PROVIDED MATERIAL:

--

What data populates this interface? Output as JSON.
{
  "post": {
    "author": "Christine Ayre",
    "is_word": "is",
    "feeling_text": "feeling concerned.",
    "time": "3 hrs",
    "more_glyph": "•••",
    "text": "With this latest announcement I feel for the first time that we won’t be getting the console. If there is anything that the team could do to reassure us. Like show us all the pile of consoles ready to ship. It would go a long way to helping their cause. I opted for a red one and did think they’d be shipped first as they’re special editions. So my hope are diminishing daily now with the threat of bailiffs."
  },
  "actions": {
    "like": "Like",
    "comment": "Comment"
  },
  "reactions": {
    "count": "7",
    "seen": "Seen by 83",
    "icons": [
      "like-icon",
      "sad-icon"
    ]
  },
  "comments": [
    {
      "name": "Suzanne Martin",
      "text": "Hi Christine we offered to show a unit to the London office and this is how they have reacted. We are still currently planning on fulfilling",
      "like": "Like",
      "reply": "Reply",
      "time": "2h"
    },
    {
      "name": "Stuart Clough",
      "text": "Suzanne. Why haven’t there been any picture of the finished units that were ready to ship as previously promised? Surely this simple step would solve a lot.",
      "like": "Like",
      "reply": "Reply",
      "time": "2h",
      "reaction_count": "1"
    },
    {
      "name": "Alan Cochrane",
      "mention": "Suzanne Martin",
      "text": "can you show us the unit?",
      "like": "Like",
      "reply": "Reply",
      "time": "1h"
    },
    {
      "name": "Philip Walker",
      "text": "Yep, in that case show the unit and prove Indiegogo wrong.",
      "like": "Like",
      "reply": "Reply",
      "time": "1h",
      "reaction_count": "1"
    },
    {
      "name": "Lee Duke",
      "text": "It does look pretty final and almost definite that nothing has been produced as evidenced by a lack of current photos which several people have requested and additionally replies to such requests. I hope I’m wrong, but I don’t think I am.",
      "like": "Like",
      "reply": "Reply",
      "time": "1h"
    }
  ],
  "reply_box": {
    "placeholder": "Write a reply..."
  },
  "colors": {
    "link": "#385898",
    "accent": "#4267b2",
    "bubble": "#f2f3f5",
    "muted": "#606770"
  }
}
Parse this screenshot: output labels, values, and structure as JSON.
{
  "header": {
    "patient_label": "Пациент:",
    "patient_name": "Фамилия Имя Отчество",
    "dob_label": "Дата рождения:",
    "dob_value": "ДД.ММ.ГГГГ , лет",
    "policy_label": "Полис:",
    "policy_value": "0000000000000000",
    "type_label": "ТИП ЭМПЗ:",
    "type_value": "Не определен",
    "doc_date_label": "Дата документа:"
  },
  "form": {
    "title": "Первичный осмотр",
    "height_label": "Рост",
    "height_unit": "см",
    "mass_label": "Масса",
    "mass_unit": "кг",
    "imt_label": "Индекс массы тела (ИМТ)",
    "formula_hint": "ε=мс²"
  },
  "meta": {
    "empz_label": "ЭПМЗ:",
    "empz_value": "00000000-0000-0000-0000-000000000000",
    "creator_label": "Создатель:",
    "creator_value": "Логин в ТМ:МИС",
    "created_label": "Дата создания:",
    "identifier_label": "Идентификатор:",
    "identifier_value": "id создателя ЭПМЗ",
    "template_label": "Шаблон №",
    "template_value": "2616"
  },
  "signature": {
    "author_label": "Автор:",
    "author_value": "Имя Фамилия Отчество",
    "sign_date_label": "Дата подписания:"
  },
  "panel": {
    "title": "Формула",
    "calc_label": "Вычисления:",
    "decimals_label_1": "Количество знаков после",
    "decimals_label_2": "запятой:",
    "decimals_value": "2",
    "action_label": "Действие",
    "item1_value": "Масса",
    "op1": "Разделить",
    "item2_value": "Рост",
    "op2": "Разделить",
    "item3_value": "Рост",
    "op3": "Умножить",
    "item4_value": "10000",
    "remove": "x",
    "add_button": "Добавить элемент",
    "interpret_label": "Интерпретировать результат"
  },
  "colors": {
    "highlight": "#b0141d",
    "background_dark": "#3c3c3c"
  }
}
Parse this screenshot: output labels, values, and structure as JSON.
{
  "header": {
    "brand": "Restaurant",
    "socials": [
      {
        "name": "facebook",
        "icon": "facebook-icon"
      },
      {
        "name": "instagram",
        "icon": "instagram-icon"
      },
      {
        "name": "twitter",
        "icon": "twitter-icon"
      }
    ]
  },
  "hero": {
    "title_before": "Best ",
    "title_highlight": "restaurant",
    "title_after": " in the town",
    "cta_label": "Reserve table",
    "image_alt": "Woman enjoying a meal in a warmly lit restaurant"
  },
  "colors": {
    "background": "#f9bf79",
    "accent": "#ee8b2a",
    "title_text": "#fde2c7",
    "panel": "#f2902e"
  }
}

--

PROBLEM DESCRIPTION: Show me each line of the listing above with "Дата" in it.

RESPONSE AREA:
    "dob_label": "Дата рождения:",
    "doc_date_label": "Дата документа:"
    "created_label": "Дата создания:",
    "sign_date_label": "Дата подписания:"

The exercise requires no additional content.